According to the indictment, in December 2009 Verton and Dzidzishvili enlisted Shitznin and Andrei to rob Gazit’s money-changing business, the Alpha Wings Gold and Finance Ltd in Tel Aviv’s new central bus station.
In the weeks leading up to the robbery, the indictment charged that Shitznin’s accomplices plotted the details of their crime. They agreed that it should be Shitznin, the wrestling champion, who carried out the robbery, on the grounds of his great strength and agility.
While Shitznin used his skills to break and enter the store, the men allegedly planned that “Andrei” would rush inside, beat up Gazit to prevent him calling for help, and steal money held in the store’s safe.
As part of the meticulous planning, the indictment alleges, Shitznin and his collaborators conducted surveillance of Gazit’s shop and the area around the bus station.
They purchased handcuffs to tie Gazit up, and disposable cellphones so that they would not have to use their own, traceable phones during the crime.
However, the carefully planned robbery Shitznin and “Andrei” committed resulted in Gazit’s violent death.
Shortly before 8 a.m. on December 17, 2010, the men put their plan into action.
Andrei entered the shop first and – exactly as planned – hit Gazit on the head.
Together, Andrei and Shitznin handcuffed the injured shop owner, then took a computer mouse cable and used it to strangle him, to make him confess where he kept the keys to the safe.
Shitznin and his accomplice then made off with $239,000 in cash and the shop’s security cameras, leaving Gazit unconscious and bleeding on the floor of his shop.
The blow to the head Gazit had sustained resulted in serious head injuries.

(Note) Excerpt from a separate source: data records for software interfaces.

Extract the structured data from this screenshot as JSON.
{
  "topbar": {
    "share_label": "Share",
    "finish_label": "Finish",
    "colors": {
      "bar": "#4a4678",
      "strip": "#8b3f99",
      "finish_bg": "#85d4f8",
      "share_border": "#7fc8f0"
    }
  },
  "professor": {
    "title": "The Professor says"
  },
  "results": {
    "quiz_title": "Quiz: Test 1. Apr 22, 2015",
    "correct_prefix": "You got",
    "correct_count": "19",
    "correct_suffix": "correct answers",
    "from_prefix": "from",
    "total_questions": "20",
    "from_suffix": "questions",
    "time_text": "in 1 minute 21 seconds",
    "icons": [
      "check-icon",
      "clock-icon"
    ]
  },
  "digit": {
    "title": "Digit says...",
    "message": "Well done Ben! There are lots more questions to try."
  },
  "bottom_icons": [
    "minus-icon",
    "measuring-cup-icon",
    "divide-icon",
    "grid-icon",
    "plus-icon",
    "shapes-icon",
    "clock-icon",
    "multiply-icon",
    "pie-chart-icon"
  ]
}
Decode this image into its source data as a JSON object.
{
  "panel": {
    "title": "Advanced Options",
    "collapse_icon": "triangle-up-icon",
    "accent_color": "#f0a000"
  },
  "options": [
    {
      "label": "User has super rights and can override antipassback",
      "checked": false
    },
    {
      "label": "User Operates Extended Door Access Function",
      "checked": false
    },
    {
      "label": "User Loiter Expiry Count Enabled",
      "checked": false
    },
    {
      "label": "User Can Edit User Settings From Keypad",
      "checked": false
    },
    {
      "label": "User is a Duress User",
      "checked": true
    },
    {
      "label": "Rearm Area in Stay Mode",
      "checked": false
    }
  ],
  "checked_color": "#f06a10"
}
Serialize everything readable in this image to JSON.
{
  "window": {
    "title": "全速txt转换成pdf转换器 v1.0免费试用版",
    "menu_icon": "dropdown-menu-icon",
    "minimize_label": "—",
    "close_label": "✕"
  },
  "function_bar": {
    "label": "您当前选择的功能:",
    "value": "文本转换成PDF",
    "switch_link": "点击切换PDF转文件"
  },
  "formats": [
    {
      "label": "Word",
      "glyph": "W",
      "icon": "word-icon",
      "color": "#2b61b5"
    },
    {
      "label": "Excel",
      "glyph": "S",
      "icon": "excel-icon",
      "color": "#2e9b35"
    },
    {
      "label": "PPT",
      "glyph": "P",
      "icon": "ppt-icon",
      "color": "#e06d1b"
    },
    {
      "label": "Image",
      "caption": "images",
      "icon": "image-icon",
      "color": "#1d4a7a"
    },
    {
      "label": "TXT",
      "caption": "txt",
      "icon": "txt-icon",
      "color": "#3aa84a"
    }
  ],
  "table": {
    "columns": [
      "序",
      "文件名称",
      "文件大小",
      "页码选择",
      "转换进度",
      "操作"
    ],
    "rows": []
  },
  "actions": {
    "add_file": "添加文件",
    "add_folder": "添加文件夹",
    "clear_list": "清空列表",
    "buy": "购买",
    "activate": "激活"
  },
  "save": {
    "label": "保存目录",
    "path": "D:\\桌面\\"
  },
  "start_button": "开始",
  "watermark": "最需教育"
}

He was found and taken to hospital, but died 11 days later.
After the robbery, Shitznin left the country, but by tapping the phones of the other suspects in the case, police investigators learned that he planned to return. Shitznin was arrested on his return.
During the trial, the court heard expert testimony from Dr. Razon, the neurosurgeon who treated Gazit after he was rushed to hospital, who described the severity of his injuries.
The judges also said they had taken into account the impact statement made by Gazit’s widow. As is standard with criminal trials, the victim’s family are allowed to testify in court regarding how the crime has affected them.
Gazit’s widow told the court that her husband was the orphaned son of Holocaust survivors whose death had caused “the breakdown of his entire family.” Gazit had supported his family financially, and after his death his widow was forced to come out of retirement and return to work as a schoolteacher.